Mary E. Rogers
PTSD AND ME
I recently read these words by Ernie Pyle, the chronicler of G.I. Joe’s WW2 wrote:
“These are the things that you at home need not even try to understand. To you at home they are columns of figures, or he is a near one who went away and just didn’t come back. You didn’t see him lying so grotesque and pasty beside the gravel road in France.”
“We saw him; saw him by the multiple thousands. That’s the difference…”
They are so true. I have long since known that I cannot comprehend what it must have been like to see death in the numbers that the soldiers have seen. I have long since known that it was the infantry that seen the worst of it and yet there was enough horror for some of those in the rear to be still living in their own private hell. I did not see war, I’ve only seen the aftermath of that living hell and it is forever locked in my mind.
The screams in the darkness of night; the hands around my throat, perceiving me to be the enemy and me praying that he would fully awaken before something unforgivable happened – and then remembering his sorrow at having done such things.
No I didn’t see war and many who went to war didn’t see the degree of horror that some saw. I was told one time that every Vietnam Veteran suffers with PTSD to some degree. I have always thought the degree depended on how completely each one was stripped of their innocence. Just as the Veteran suffered from PTSD, so does those who loved them. It is the gift that keeps on giving to spouses and children. PTSD is not something that is exclusive to a Veteran… it belongs to those who have witnessed a horror that their mind can never forget.
Mr. Pyle wrote, “These are the things that you at home need not even try to understand.” And yet to my dying day I will try to understand why love couldn’t bring the rest of my husband’s mind home. I will never as long as I live forget the darkest of nights. And I will never stop believing that only heaven can wipe away the hell of war. My Richard is finally free.
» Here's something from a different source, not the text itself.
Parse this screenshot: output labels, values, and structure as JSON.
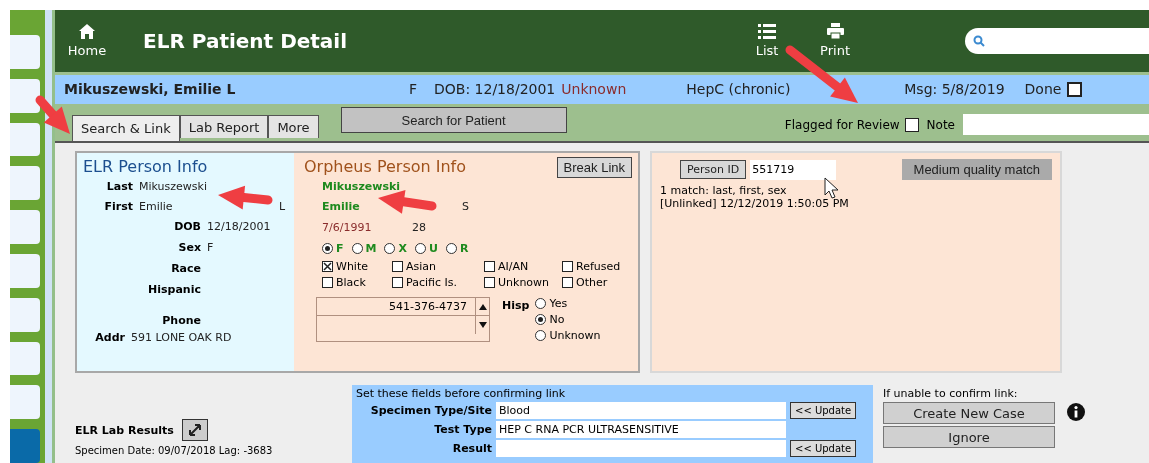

Please do not think that I am trying to diminish the things you men had to witness. You are all, my heroes. Just remember that sometimes we need some understanding too and that the hardest thing is to remain in the dark and not be told anything.
It is people like Gary Jacobson and Bernie “Doc” Duff who were willing to show me the scenes that my husband witnessed, and it is through them that I have found a measure of healing. I know not all Veterans like to talk about it but I thank God for the few that have been able to help my mind understand a little of what those of us who weren’t there, can ever completely understand.
©Copyright June 2004 by Mary E. Rogers